In the data below, how many lines include the word "JSON"? Give only the number.

(Element data from apps and pages)
——

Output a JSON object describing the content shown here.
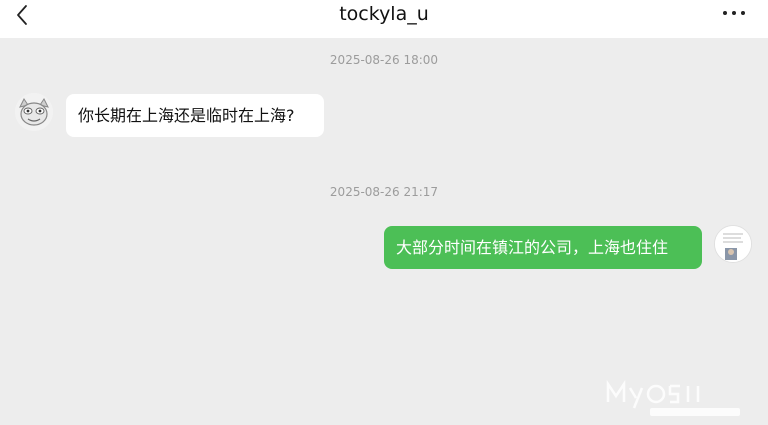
{
  "header": {
    "title": "tockyla_u",
    "back_icon": "chevron-left-icon",
    "more_icon": "more-dots-icon"
  },
  "messages": [
    {
      "timestamp": "2025-08-26 18:00",
      "side": "left",
      "text": "你长期在上海还是临时在上海?"
    },
    {
      "timestamp": "2025-08-26 21:17",
      "side": "right",
      "text": "大部分时间在镇江的公司，上海也住住"
    }
  ],
  "colors": {
    "background": "#ededed",
    "outgoing_bubble": "#4cbf56",
    "incoming_bubble": "#ffffff"
  }
}
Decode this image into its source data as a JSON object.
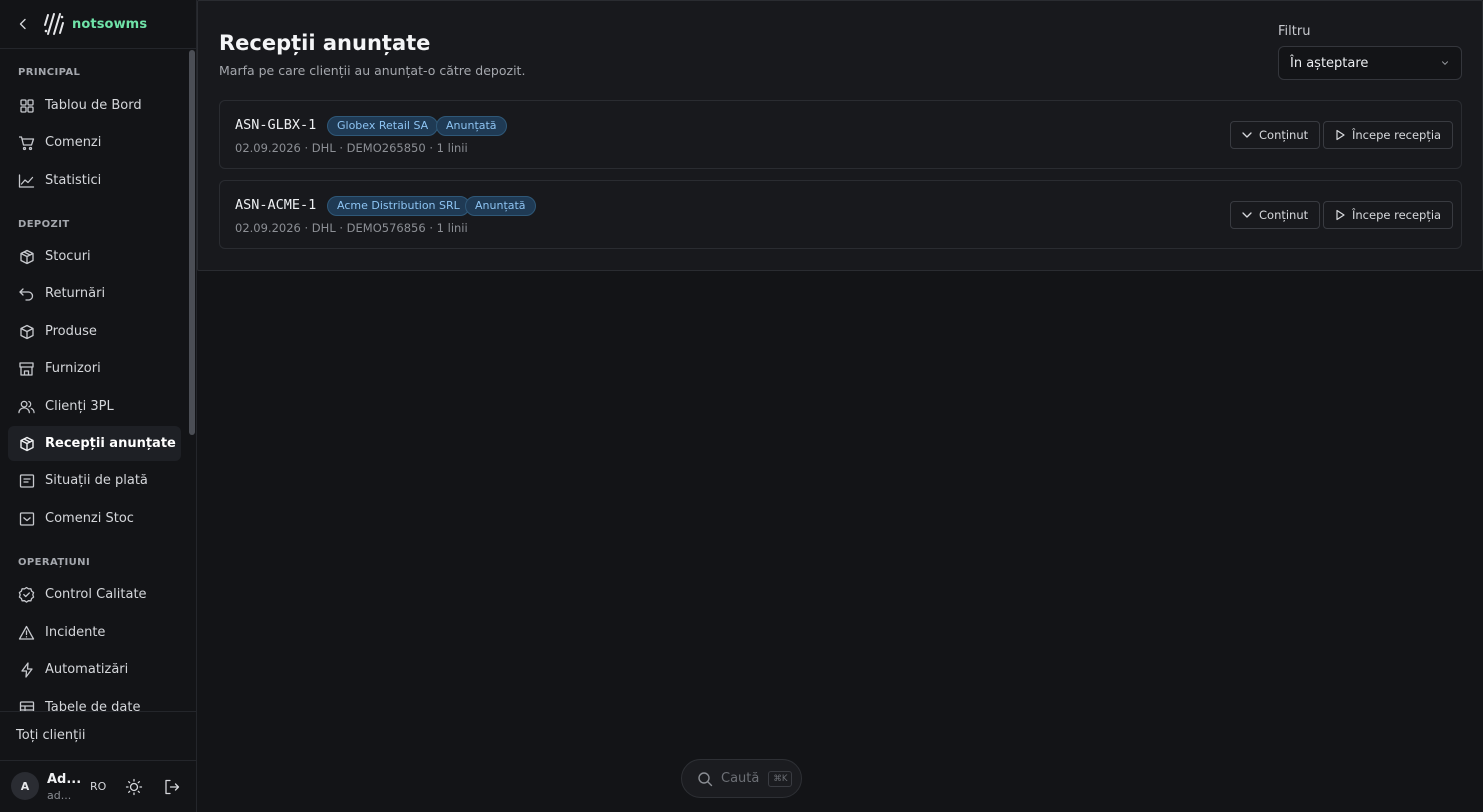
{
  "brand": {
    "name": "notsowms"
  },
  "sidebar": {
    "sections": [
      {
        "title": "PRINCIPAL",
        "items": [
          {
            "label": "Tablou de Bord",
            "icon": "dashboard-icon"
          },
          {
            "label": "Comenzi",
            "icon": "cart-icon"
          },
          {
            "label": "Statistici",
            "icon": "chart-line-icon"
          }
        ]
      },
      {
        "title": "DEPOZIT",
        "items": [
          {
            "label": "Stocuri",
            "icon": "box-icon"
          },
          {
            "label": "Returnări",
            "icon": "return-icon"
          },
          {
            "label": "Produse",
            "icon": "package-icon"
          },
          {
            "label": "Furnizori",
            "icon": "store-icon"
          },
          {
            "label": "Clienți 3PL",
            "icon": "users-icon"
          },
          {
            "label": "Recepții anunțate",
            "icon": "package-icon",
            "active": true
          },
          {
            "label": "Situații de plată",
            "icon": "receipt-icon"
          },
          {
            "label": "Comenzi Stoc",
            "icon": "inbox-icon"
          }
        ]
      },
      {
        "title": "OPERAȚIUNI",
        "items": [
          {
            "label": "Control Calitate",
            "icon": "badge-check-icon"
          },
          {
            "label": "Incidente",
            "icon": "warning-icon"
          },
          {
            "label": "Automatizări",
            "icon": "lightning-icon"
          },
          {
            "label": "Tabele de date",
            "icon": "table-icon"
          }
        ]
      }
    ],
    "footer": {
      "all_clients": "Toți clienții",
      "avatar_initial": "A",
      "user_name": "Ad...",
      "user_sub": "ad...",
      "language": "RO"
    }
  },
  "page": {
    "title": "Recepții anunțate",
    "subtitle": "Marfa pe care clienții au anunțat-o către depozit.",
    "filter": {
      "label": "Filtru",
      "value": "În așteptare"
    }
  },
  "asns": [
    {
      "code": "ASN-GLBX-1",
      "client": "Globex Retail SA",
      "status": "Anunțată",
      "meta": "02.09.2026 · DHL · DEMO265850 · 1 linii",
      "content_label": "Conținut",
      "start_label": "Începe recepția"
    },
    {
      "code": "ASN-ACME-1",
      "client": "Acme Distribution SRL",
      "status": "Anunțată",
      "meta": "02.09.2026 · DHL · DEMO576856 · 1 linii",
      "content_label": "Conținut",
      "start_label": "Începe recepția"
    }
  ],
  "search": {
    "placeholder": "Caută",
    "shortcut": "⌘K"
  }
}
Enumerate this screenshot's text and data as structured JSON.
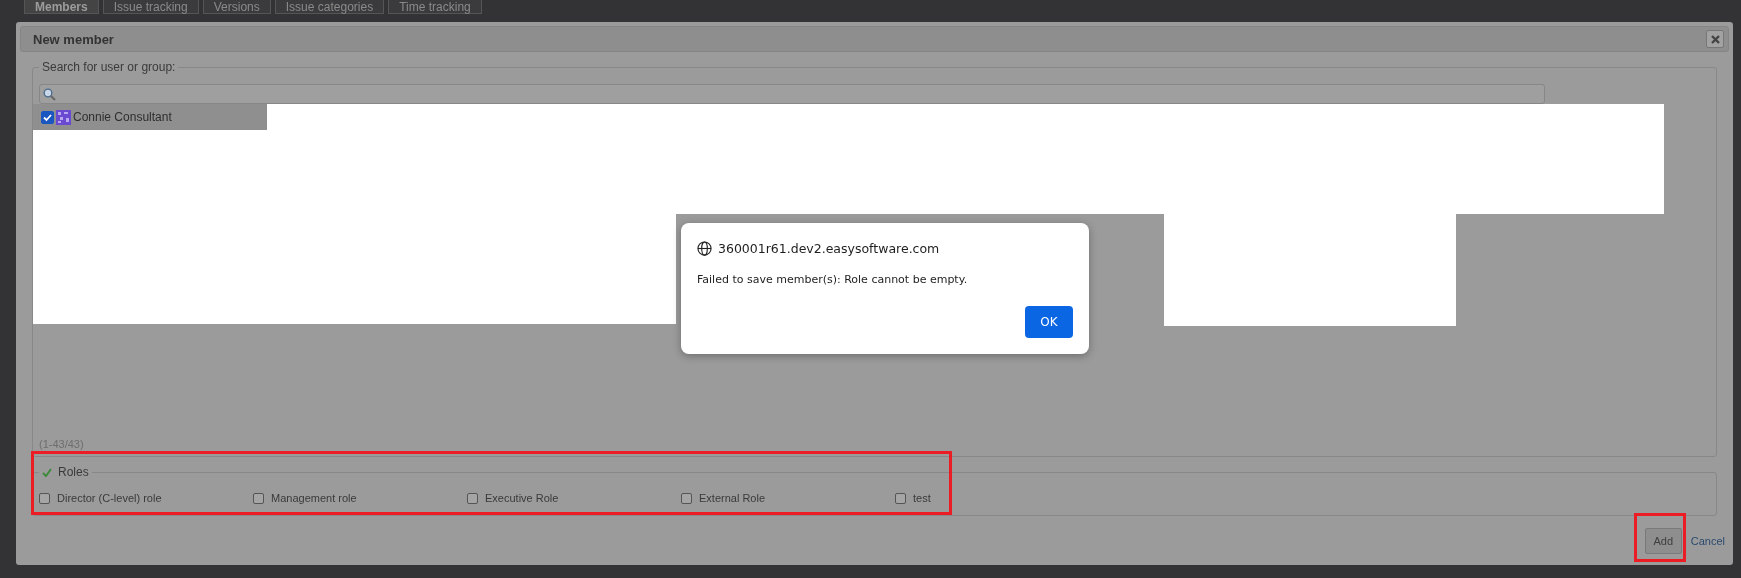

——

= The completed task =
3